[What to work on]
Output every entry exactly as it appears.

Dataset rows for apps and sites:
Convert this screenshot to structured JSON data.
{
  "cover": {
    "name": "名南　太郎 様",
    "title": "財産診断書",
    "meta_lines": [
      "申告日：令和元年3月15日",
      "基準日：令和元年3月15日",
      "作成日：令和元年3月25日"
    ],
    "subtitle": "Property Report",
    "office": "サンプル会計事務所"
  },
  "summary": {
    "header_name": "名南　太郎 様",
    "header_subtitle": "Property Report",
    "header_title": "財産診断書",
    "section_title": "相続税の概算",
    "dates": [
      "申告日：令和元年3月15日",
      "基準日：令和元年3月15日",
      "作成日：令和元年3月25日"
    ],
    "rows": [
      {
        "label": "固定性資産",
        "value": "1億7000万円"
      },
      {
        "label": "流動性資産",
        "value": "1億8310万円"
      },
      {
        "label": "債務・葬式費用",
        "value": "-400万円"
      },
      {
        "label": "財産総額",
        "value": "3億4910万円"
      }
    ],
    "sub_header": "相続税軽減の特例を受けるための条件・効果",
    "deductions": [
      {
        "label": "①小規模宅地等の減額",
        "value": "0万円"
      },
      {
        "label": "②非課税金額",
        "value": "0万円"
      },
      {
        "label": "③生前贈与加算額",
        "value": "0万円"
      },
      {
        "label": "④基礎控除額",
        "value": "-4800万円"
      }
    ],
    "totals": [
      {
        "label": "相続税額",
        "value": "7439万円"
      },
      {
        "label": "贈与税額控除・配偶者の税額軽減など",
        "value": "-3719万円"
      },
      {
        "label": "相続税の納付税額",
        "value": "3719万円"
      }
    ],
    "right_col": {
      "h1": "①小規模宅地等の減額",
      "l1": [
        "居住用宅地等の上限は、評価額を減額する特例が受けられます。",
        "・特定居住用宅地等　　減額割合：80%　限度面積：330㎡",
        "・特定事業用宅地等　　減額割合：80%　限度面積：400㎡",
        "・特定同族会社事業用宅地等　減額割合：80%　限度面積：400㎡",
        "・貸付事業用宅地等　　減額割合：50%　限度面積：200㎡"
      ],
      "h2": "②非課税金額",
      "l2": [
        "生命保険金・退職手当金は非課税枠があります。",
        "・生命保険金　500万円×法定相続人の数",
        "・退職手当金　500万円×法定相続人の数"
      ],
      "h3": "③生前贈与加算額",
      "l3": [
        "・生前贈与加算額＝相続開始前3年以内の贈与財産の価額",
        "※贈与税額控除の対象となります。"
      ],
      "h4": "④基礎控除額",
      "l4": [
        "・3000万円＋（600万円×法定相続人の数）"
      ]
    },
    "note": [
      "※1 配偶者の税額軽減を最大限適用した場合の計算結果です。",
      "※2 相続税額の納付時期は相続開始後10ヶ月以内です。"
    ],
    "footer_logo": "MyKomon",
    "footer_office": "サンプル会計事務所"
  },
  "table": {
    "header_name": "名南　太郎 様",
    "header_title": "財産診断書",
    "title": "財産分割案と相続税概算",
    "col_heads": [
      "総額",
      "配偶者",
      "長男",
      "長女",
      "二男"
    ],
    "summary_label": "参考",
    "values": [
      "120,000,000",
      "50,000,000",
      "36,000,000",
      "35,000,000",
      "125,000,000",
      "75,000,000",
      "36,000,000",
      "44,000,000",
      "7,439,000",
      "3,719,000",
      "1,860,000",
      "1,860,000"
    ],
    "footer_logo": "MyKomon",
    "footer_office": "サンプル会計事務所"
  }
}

[Written response]
Convert this screenshot to structured JSON data.
{
  "cover": {
    "name": "名南　太郎 様",
    "title": "財産診断書",
    "meta_lines": [
      "申告日：令和元年3月15日",
      "基準日：令和元年3月15日",
      "作成日：令和元年3月25日"
    ],
    "subtitle": "Property Report",
    "office": "サンプル会計事務所"
  },
  "summary": {
    "header_name": "名南　太郎 様",
    "header_subtitle": "Property Report",
    "header_title": "財産診断書",
    "section_title": "相続税の概算",
    "dates": [
      "申告日：令和元年3月15日",
      "基準日：令和元年3月15日",
      "作成日：令和元年3月25日"
    ],
    "rows": [
      {
        "label": "固定性資産",
        "value": "1億7000万円"
      },
      {
        "label": "流動性資産",
        "value": "1億8310万円"
      },
      {
        "label": "債務・葬式費用",
        "value": "-400万円"
      },
      {
        "label": "財産総額",
        "value": "3億4910万円"
      }
    ],
    "sub_header": "相続税軽減の特例を受けるための条件・効果",
    "deductions": [
      {
        "label": "①小規模宅地等の減額",
        "value": "0万円"
      },
      {
        "label": "②非課税金額",
        "value": "0万円"
      },
      {
        "label": "③生前贈与加算額",
        "value": "0万円"
      },
      {
        "label": "④基礎控除額",
        "value": "-4800万円"
      }
    ],
    "totals": [
      {
        "label": "相続税額",
        "value": "7439万円"
      },
      {
        "label": "贈与税額控除・配偶者の税額軽減など",
        "value": "-3719万円"
      },
      {
        "label": "相続税の納付税額",
        "value": "3719万円"
      }
    ],
    "right_col": {
      "h1": "①小規模宅地等の減額",
      "l1": [
        "居住用宅地等の上限は、評価額を減額する特例が受けられます。",
        "・特定居住用宅地等　　減額割合：80%　限度面積：330㎡",
        "・特定事業用宅地等　　減額割合：80%　限度面積：400㎡",
        "・特定同族会社事業用宅地等　減額割合：80%　限度面積：400㎡",
        "・貸付事業用宅地等　　減額割合：50%　限度面積：200㎡"
      ],
      "h2": "②非課税金額",
      "l2": [
        "生命保険金・退職手当金は非課税枠があります。",
        "・生命保険金　500万円×法定相続人の数",
        "・退職手当金　500万円×法定相続人の数"
      ],
      "h3": "③生前贈与加算額",
      "l3": [
        "・生前贈与加算額＝相続開始前3年以内の贈与財産の価額",
        "※贈与税額控除の対象となります。"
      ],
      "h4": "④基礎控除額",
      "l4": [
        "・3000万円＋（600万円×法定相続人の数）"
      ]
    },
    "note": [
      "※1 配偶者の税額軽減を最大限適用した場合の計算結果です。",
      "※2 相続税額の納付時期は相続開始後10ヶ月以内です。"
    ],
    "footer_logo": "MyKomon",
    "footer_office": "サンプル会計事務所"
  },
  "table": {
    "header_name": "名南　太郎 様",
    "header_title": "財産診断書",
    "title": "財産分割案と相続税概算",
    "col_heads": [
      "総額",
      "配偶者",
      "長男",
      "長女",
      "二男"
    ],
    "summary_label": "参考",
    "values": [
      "120,000,000",
      "50,000,000",
      "36,000,000",
      "35,000,000",
      "125,000,000",
      "75,000,000",
      "36,000,000",
      "44,000,000",
      "7,439,000",
      "3,719,000",
      "1,860,000",
      "1,860,000"
    ],
    "footer_logo": "MyKomon",
    "footer_office": "サンプル会計事務所"
  }
}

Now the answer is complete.